YOUR ASSIGNMENT>
I would like each line of the data that holds the word "search" copied out.

[Records contained in a dataset]
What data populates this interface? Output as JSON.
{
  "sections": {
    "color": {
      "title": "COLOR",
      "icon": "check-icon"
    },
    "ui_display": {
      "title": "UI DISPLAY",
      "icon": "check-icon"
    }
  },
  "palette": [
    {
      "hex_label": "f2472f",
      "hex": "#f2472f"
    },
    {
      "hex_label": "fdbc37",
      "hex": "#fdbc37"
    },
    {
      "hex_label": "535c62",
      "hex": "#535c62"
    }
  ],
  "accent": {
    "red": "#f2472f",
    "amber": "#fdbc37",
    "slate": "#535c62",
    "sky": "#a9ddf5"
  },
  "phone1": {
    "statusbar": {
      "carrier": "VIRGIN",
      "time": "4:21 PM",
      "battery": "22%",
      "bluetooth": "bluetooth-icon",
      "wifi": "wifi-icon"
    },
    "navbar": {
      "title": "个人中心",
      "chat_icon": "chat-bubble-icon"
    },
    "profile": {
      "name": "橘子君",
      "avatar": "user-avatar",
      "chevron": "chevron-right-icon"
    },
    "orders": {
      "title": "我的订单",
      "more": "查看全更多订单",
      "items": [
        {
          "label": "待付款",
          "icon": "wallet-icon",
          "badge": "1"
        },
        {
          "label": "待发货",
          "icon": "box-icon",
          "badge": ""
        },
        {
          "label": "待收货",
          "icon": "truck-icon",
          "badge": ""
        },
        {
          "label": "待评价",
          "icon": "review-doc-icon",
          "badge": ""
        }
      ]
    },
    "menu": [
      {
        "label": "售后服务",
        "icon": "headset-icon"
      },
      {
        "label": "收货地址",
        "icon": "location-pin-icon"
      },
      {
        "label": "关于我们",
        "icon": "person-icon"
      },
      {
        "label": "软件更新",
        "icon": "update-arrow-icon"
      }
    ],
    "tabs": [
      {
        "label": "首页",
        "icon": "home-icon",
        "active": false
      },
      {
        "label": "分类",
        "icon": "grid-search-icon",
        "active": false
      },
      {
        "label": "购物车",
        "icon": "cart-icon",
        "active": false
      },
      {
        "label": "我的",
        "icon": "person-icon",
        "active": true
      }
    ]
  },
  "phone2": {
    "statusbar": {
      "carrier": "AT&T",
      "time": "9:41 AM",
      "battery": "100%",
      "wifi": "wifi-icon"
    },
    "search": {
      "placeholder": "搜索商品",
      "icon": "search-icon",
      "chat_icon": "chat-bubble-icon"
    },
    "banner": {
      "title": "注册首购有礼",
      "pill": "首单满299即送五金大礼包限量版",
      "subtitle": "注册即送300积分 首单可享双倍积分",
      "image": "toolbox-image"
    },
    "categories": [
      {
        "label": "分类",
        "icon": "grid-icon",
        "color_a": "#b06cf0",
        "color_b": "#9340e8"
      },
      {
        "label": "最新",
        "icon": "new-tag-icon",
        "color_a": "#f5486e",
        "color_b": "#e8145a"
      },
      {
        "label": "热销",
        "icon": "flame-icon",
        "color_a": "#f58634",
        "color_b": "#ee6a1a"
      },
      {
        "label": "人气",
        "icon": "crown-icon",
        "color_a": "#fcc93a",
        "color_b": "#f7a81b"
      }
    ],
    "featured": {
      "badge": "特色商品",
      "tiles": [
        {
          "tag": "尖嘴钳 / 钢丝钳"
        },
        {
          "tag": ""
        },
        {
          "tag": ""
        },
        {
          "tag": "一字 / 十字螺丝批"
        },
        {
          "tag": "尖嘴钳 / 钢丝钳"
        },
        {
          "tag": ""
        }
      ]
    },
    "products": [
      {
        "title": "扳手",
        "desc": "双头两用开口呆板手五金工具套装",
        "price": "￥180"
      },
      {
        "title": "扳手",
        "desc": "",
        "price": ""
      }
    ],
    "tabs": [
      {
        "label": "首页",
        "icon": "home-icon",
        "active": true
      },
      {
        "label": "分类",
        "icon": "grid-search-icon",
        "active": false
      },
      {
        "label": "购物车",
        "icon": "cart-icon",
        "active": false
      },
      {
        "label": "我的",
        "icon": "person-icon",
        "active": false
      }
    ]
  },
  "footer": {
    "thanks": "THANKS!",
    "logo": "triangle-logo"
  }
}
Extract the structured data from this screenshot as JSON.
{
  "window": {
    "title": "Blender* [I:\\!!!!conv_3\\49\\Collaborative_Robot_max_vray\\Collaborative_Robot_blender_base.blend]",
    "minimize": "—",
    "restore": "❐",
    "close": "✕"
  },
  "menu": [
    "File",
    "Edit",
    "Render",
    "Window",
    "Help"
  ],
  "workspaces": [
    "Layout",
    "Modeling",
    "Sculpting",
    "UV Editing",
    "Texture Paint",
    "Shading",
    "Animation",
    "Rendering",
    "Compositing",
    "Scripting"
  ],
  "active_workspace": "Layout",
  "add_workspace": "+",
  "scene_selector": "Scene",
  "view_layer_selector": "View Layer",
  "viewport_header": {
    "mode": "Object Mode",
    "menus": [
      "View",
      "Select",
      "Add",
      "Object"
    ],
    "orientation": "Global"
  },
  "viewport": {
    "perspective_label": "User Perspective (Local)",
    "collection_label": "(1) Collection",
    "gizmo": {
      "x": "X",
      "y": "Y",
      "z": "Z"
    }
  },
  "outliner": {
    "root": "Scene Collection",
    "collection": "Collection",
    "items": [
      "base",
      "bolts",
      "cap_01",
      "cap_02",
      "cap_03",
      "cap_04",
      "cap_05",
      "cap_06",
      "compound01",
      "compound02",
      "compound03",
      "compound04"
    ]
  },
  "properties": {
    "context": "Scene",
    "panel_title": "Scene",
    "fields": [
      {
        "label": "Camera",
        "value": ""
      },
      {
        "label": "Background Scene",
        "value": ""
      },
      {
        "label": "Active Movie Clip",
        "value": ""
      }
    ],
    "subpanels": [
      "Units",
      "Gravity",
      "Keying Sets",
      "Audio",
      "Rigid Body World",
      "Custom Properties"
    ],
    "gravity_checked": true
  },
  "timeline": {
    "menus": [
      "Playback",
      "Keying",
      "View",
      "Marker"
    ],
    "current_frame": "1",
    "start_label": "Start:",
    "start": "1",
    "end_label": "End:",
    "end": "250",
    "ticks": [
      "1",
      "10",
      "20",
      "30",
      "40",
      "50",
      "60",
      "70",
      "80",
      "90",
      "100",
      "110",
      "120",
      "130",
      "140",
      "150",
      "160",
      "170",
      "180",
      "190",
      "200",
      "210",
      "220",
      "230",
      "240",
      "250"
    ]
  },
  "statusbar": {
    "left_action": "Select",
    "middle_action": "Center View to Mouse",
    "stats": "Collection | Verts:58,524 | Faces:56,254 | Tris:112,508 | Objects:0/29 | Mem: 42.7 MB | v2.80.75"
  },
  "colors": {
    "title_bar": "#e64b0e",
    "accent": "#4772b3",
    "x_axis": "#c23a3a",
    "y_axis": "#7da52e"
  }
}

WRITTEN REPLY>
        "icon": "grid-search-icon",
    "search": {
      "icon": "search-icon",
        "icon": "grid-search-icon",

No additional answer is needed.